## SOURCE MATERIAL
_ _ _ _ _ _ _

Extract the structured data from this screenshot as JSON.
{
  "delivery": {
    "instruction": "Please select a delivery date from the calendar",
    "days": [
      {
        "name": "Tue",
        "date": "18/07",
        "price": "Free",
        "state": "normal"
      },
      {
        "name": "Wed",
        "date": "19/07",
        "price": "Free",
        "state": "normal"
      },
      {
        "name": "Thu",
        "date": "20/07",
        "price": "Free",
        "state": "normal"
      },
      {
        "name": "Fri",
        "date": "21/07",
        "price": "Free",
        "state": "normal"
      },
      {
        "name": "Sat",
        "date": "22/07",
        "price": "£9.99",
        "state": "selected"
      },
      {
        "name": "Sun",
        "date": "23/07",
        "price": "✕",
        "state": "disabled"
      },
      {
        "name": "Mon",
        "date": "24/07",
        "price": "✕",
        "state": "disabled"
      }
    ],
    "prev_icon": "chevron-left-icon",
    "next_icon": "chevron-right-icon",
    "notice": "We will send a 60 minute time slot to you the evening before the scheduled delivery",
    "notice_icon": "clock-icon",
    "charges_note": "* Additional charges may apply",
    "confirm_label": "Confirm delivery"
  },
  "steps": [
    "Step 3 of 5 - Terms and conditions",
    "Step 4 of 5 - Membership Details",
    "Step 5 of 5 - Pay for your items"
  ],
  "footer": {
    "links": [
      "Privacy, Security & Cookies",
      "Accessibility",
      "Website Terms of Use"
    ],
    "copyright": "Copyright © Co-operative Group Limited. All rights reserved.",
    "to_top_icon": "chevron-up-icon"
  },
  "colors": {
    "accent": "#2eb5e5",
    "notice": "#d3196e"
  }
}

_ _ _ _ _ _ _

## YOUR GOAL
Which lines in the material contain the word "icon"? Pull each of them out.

## OUTPUT FOR THIS EXERCISE
    "prev_icon": "chevron-left-icon",
    "next_icon": "chevron-right-icon",
    "notice_icon": "clock-icon",
    "to_top_icon": "chevron-up-icon"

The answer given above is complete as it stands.